◆ **PROVIDED DATA**
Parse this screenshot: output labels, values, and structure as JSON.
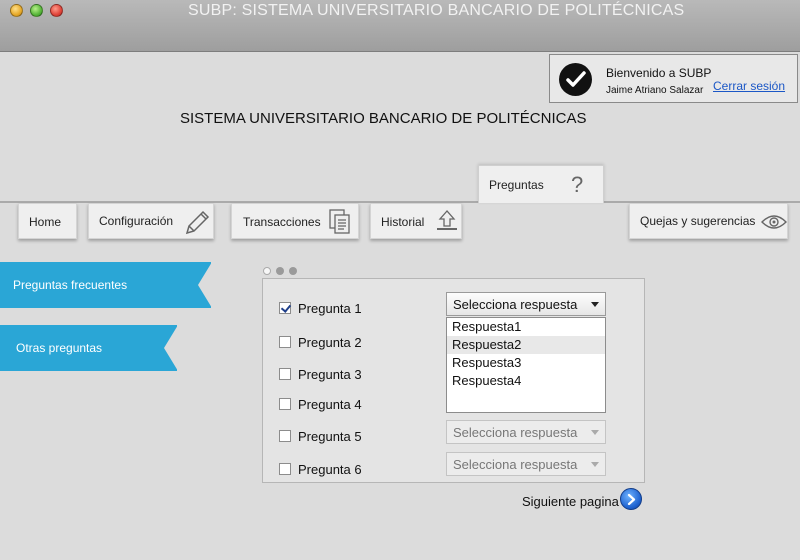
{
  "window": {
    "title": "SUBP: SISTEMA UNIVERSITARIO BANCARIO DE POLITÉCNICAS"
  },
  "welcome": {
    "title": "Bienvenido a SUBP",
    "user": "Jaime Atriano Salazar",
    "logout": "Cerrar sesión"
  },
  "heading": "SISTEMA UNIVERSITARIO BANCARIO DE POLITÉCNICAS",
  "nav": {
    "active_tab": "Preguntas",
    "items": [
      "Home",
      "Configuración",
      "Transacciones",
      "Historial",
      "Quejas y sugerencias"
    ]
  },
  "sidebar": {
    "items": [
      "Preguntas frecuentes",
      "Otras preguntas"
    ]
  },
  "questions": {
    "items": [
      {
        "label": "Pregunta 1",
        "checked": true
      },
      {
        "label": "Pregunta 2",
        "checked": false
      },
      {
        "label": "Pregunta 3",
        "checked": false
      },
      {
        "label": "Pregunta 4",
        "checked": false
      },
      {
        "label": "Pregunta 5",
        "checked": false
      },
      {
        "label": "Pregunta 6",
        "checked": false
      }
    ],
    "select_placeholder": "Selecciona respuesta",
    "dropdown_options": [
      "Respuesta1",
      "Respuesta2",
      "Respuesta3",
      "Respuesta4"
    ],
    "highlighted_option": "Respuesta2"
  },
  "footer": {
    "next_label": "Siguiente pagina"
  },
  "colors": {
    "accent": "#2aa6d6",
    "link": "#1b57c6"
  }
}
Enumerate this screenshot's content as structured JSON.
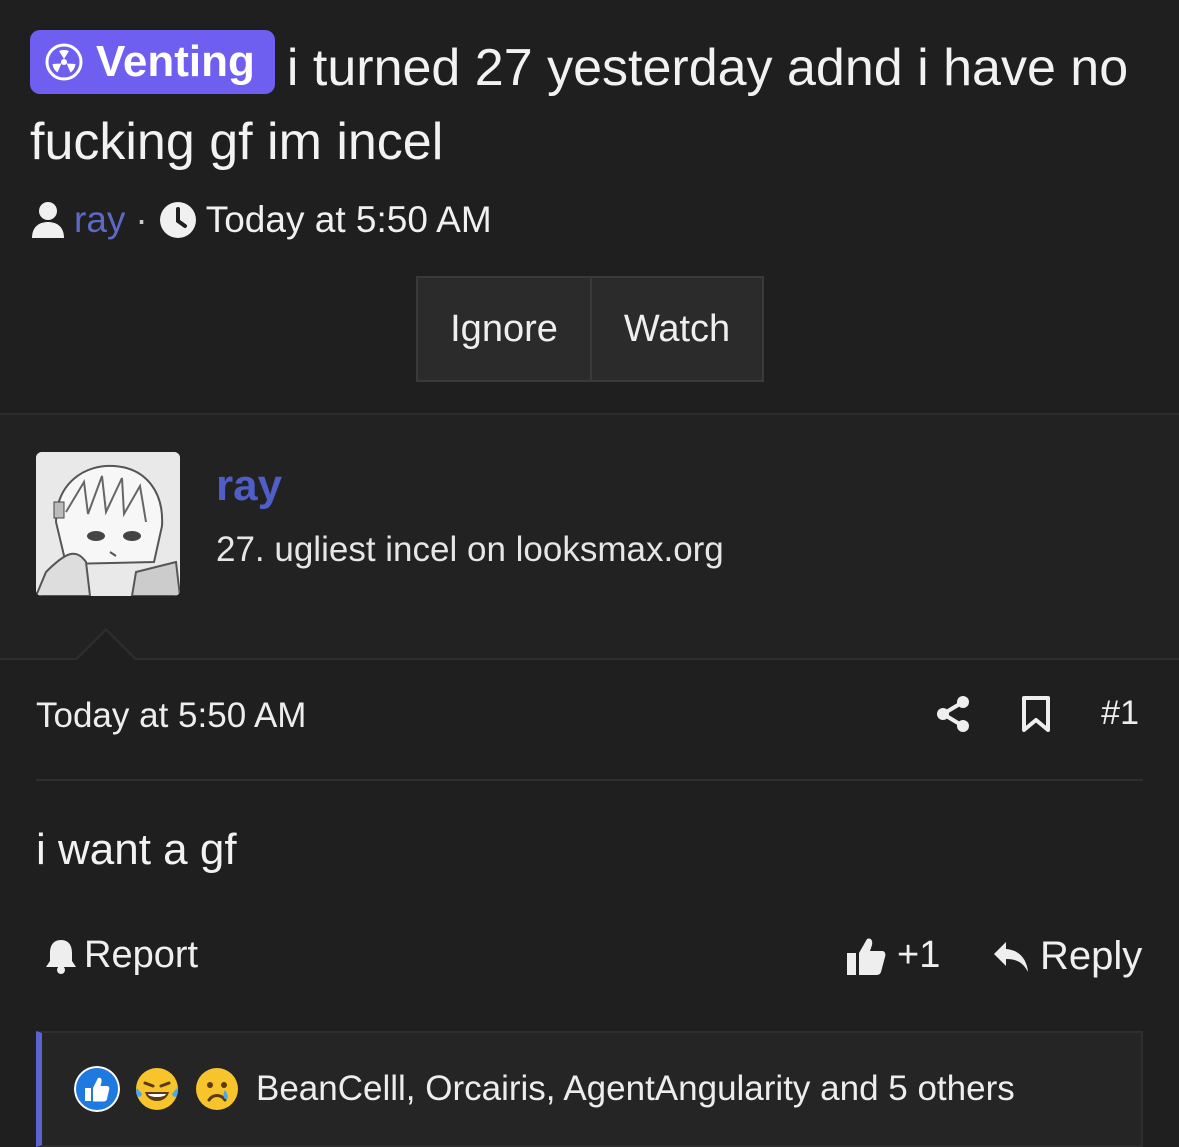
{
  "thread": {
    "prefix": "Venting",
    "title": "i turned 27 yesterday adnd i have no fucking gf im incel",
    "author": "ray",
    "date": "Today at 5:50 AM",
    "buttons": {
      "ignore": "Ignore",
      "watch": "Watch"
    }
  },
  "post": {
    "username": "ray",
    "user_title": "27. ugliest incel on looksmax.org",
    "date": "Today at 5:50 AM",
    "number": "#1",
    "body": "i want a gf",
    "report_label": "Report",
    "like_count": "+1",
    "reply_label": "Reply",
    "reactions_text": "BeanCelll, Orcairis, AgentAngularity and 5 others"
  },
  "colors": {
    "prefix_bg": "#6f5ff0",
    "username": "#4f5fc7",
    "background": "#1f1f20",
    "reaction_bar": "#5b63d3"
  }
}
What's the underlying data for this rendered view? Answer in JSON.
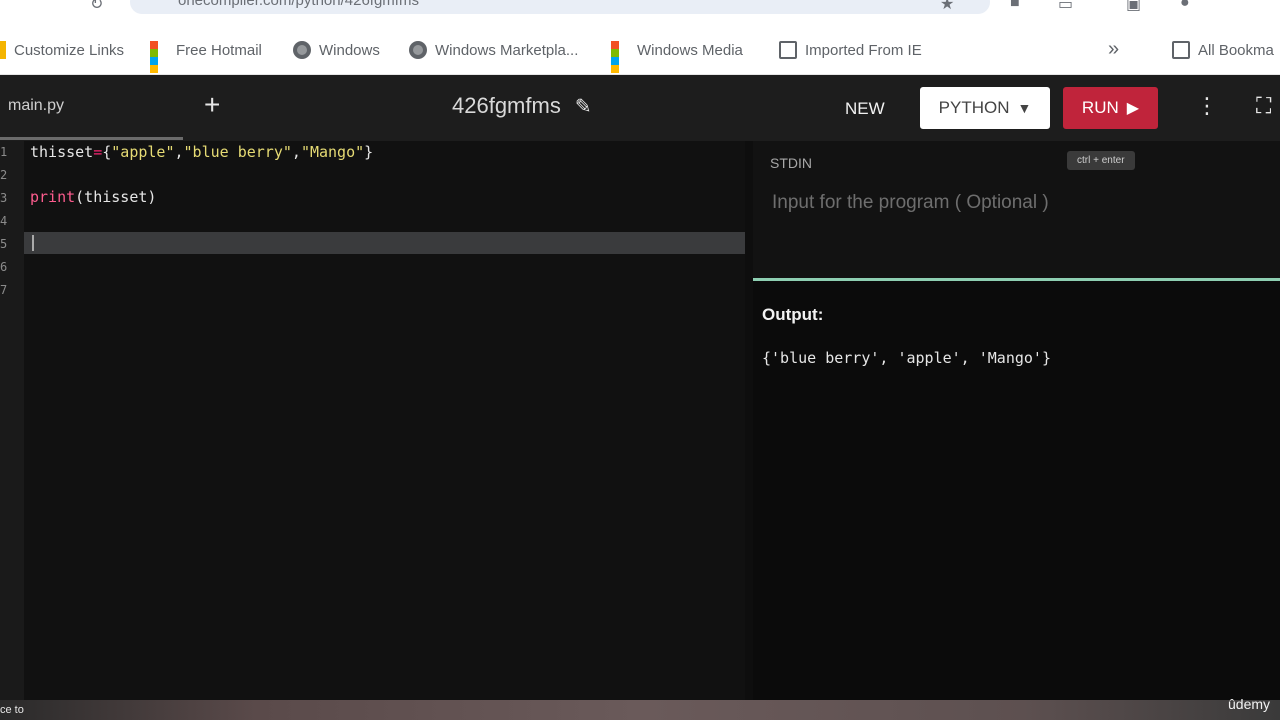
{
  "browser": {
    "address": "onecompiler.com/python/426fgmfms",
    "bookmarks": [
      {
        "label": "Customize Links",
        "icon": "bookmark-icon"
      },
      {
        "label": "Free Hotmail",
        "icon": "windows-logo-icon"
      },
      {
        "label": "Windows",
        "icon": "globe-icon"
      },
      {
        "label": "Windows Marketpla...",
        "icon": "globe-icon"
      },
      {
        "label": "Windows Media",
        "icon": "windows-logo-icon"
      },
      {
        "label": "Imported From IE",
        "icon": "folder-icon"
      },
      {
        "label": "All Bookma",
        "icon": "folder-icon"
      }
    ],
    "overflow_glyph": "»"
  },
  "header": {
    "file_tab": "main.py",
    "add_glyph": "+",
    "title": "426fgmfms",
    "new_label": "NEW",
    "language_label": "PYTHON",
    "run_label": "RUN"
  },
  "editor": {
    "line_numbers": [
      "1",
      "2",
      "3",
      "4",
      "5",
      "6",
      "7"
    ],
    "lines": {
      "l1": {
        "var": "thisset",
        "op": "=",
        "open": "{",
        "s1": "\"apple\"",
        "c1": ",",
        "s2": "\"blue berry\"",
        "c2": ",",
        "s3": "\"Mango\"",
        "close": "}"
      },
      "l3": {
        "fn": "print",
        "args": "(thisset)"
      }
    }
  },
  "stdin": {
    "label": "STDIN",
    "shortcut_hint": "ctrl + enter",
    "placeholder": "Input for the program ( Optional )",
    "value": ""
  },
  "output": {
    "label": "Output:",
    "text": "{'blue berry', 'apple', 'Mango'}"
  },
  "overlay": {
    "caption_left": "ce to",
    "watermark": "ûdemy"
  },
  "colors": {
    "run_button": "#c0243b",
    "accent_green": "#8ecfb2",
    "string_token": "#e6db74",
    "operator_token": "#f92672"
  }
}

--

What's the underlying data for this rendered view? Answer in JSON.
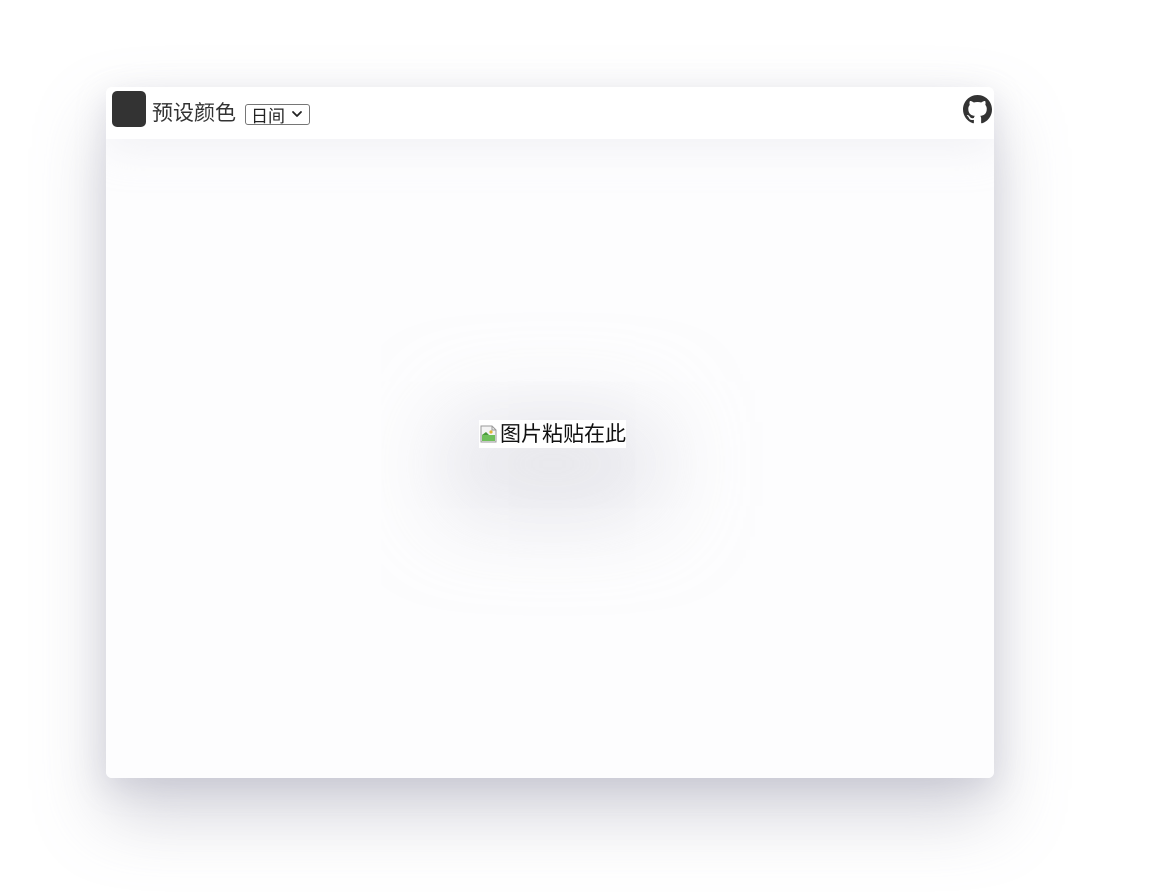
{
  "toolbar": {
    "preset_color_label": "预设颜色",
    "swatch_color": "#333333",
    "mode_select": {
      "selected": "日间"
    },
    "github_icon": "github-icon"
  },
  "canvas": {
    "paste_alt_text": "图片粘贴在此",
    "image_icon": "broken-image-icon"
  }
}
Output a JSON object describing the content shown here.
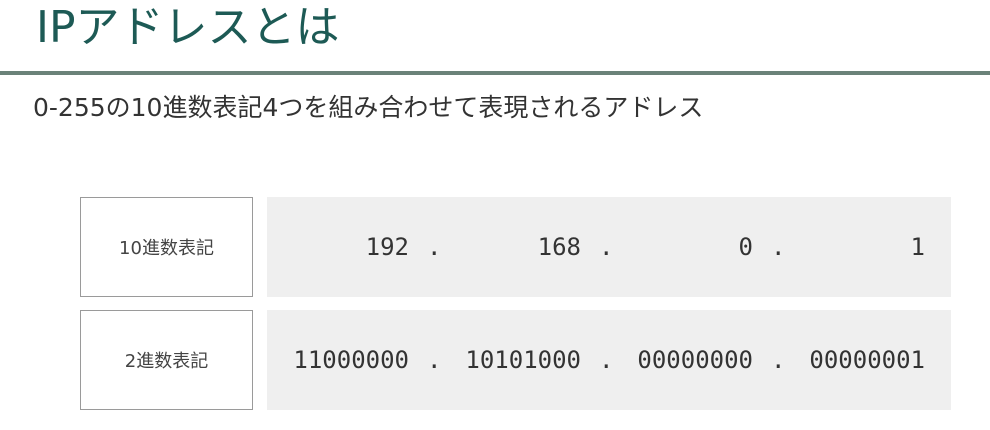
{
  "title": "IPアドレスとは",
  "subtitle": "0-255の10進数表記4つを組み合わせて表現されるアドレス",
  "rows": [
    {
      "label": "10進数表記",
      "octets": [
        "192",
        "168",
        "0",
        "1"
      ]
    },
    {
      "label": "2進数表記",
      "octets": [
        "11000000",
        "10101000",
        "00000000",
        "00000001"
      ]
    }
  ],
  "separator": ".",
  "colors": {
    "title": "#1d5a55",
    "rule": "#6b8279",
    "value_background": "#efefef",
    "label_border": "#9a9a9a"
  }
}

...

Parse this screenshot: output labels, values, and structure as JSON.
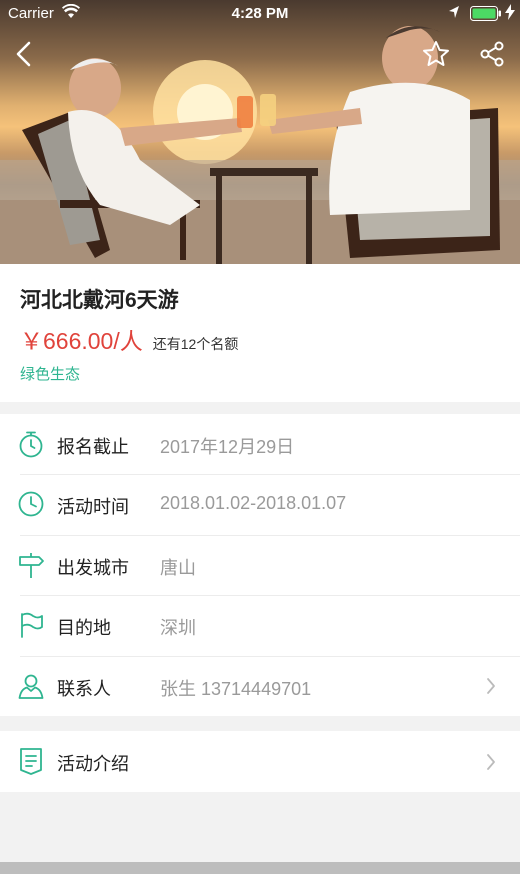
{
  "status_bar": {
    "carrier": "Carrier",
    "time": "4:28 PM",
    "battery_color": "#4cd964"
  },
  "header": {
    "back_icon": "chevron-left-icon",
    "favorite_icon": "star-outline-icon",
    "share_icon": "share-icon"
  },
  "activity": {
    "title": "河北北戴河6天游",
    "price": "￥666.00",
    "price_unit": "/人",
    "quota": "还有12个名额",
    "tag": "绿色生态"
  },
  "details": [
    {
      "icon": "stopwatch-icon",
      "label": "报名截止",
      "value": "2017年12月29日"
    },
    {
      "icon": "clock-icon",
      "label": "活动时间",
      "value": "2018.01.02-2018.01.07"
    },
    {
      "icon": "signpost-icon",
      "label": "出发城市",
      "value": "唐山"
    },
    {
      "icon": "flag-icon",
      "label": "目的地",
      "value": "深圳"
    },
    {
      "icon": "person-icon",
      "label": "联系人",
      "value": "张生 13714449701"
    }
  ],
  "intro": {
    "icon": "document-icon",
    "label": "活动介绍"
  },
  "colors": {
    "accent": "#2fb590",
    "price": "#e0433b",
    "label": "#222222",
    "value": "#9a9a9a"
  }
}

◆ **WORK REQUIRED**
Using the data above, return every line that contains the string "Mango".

◆ **ANSWER BOX**
        "s3": "\"Mango\"",
    "text": "{'blue berry', 'apple', 'Mango'}"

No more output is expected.